“It was Colia told me, and his father told _him_ at about six this morning. They met at the threshold, when Colia was leaving the room for something or other.” The prince told Lebedeff all that Colia had made known to himself, in detail.

“But if I beg you to make it up?” said Varia.

“Yes, he will be ashamed!” cried Rogojin. “You will be properly ashamed of yourself for having injured such a--such a sheep” (he could not find a better word). “Prince, my dear fellow, leave this and come away with me. I’ll show you how Rogojin shows his affection for his friends.”

“Her relations had all died off--her husband was dead and buried forty years since; and a niece, who had lived with her and bullied her up to three years ago, was dead too; so that she was quite alone.

Once she turned and observed the prince hurrying after them. Noticing his anxiety to catch them up, she smiled ironically, and then looked back no more. At length, just as they neared the house, General Epanchin came out and met them; he had only just arrived from town.

“Of course--she showed them to me herself. You are thinking of the razor, eh? Ha, ha, ha!”

“Prince!” she said, “have pity on that poor boy; don’t turn him out today.”

Aglaya rushed away homewards with these words.

“You suspect him?”

The wedding was fixed for eight o’clock in the evening. Nastasia Philipovna was ready at seven. From six o’clock groups of people began to gather at Nastasia’s house, at the prince’s, and at the church door, but more especially at the former place. The church began to fill at seven.

This message entirely calmed the prince’s mind.

“I only wished to say that this ‘distortion,’ as Evgenie Pavlovitch expressed it, is met with very often, and is far more the general rule than the exception, unfortunately for Russia. So much so, that if this distortion were not the general rule, perhaps these dreadful crimes would be less frequent.”

“‘I’m afraid you are ill?’ he remarked, in the tone which doctors use when they address a patient. ‘I am myself a medical man’ (he did not say ‘doctor’), with which words he waved his hands towards the room and its contents as though in protest at his present condition. ‘I see that you--’

“As for your face, Lizabetha Prokofievna, I not only think, but am perfectly _sure_, that you are an absolute child--in all, in all, mind, both good and bad--and in spite of your years. Don’t be angry with me for saying so; you know what my feelings for children are. And do not suppose that I am so candid out of pure simplicity of soul. Oh dear no, it is by no means the case! Perhaps I have my own very profound object in view.”
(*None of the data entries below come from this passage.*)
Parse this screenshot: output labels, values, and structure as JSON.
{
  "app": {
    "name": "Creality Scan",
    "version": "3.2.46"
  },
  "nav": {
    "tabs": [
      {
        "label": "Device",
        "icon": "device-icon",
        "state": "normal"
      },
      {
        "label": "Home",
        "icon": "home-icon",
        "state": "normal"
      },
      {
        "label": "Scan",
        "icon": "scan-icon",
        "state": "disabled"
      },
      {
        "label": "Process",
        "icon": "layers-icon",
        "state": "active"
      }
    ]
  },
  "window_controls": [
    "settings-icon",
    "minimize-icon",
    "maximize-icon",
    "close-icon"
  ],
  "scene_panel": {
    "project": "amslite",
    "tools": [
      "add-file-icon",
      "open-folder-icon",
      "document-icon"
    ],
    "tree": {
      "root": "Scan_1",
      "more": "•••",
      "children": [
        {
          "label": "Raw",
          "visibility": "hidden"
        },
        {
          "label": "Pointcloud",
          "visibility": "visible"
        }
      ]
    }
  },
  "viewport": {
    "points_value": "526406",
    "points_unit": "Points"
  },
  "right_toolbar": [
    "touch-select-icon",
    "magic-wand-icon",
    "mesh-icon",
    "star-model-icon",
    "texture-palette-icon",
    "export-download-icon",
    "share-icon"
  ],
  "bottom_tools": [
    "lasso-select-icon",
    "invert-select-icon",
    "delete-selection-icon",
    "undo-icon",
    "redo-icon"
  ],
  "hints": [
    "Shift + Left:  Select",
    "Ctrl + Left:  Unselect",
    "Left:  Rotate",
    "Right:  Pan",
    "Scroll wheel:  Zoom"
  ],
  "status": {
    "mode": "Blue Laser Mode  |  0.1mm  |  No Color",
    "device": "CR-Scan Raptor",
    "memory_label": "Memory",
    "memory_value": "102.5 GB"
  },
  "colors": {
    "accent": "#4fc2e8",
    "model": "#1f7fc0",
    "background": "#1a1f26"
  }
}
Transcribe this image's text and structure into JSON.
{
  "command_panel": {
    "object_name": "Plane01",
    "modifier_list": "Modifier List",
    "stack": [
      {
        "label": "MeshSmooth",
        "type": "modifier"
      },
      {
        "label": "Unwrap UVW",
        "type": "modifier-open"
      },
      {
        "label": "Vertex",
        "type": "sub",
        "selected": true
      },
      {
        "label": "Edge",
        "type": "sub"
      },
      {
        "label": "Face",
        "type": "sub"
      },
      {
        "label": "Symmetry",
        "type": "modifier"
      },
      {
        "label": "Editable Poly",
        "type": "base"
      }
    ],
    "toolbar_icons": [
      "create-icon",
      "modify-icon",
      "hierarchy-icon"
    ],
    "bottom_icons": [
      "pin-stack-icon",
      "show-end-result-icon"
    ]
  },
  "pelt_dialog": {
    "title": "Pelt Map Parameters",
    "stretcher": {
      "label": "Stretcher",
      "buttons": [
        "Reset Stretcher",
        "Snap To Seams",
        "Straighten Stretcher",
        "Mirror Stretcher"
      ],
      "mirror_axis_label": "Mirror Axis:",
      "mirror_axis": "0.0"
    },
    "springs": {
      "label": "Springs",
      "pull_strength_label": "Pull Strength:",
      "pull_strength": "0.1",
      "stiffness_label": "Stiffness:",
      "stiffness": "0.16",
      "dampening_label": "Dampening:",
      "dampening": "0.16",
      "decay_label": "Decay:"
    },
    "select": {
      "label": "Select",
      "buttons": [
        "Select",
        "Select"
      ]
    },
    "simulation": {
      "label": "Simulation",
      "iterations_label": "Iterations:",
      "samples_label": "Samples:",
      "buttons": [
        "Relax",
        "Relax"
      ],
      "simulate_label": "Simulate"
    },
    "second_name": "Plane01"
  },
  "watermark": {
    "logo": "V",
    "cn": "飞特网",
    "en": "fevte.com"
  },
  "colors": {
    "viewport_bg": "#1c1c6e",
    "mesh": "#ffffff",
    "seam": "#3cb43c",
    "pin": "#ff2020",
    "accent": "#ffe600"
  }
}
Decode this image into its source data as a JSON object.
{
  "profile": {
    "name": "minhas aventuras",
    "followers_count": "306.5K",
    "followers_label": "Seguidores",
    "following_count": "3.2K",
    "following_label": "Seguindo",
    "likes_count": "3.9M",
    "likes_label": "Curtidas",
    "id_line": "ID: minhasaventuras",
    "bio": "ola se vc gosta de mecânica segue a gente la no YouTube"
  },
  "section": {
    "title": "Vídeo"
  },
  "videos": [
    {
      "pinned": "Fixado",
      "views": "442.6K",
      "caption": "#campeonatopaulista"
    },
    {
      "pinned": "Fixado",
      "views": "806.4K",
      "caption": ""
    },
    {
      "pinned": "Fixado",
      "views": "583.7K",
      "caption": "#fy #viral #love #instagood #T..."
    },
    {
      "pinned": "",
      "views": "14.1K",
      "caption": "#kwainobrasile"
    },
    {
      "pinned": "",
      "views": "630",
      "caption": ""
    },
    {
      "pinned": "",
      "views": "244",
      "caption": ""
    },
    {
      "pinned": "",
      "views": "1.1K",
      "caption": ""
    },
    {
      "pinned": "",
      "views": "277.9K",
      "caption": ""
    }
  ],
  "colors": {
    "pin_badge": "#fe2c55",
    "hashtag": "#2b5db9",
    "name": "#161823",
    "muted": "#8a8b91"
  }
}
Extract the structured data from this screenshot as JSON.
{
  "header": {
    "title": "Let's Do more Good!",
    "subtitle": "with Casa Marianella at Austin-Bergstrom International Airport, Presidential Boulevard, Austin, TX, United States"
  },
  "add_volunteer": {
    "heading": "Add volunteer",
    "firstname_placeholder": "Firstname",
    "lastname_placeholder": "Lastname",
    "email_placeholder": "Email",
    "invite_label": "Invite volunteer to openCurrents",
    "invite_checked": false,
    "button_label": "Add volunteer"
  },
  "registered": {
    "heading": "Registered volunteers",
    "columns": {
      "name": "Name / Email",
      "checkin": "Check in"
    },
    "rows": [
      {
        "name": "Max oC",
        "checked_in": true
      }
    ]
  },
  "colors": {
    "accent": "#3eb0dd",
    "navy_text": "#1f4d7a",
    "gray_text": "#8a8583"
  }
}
“Quite so, quite so!” cried Mrs. Epanchin, delighted. “I see you _can_ be sensible now and then, Alexandra. You were speaking of Switzerland, prince?”

“You are very like Lizabetha Prokofievna.”

“Who told you that?” broke in Evgenie Pavlovitch.

“You are innocent--and in your innocence lies all your perfection--oh, remember that! What is my passion to you?--you are mine now; I shall be near you all my life--I shall not live long!”

“At moments I was in a state of dreadful weakness and misery, so that Colia was greatly disturbed when he left me.

“What? What? What?” cried all the visitors at once, in violent agitation.

“So that if I cannot now impart all that has tormented me for the last six months, at all events you will understand that, having reached my ‘last convictions,’ I must have paid a very dear price for them. That is what I wished, for reasons of my own, to make a point of in this my ‘Explanation.’

“Laissez-le dire! He is trembling all over,” said the old man, in a warning whisper.

“I knew it had been written, but I would not have advised its publication,” said Lebedeff’s nephew, “because it is premature.”

“By five I drew up at the Ekshaisky inn. I waited there till dawn, and soon after six I was off, and at the old merchant Trepalaf’s.

A new fancy! The prince reflected, and then mounted the stairs once more. He pulled out the cross without taking it off his neck.

“Your philosophy is rather like that of an old woman we know, who is rich and yet does nothing but try how little she can spend. She talks of nothing but money all day. Your great philosophical idea of a grand life in a prison and your four happy years in that Swiss village are like this, rather,” said Aglaya.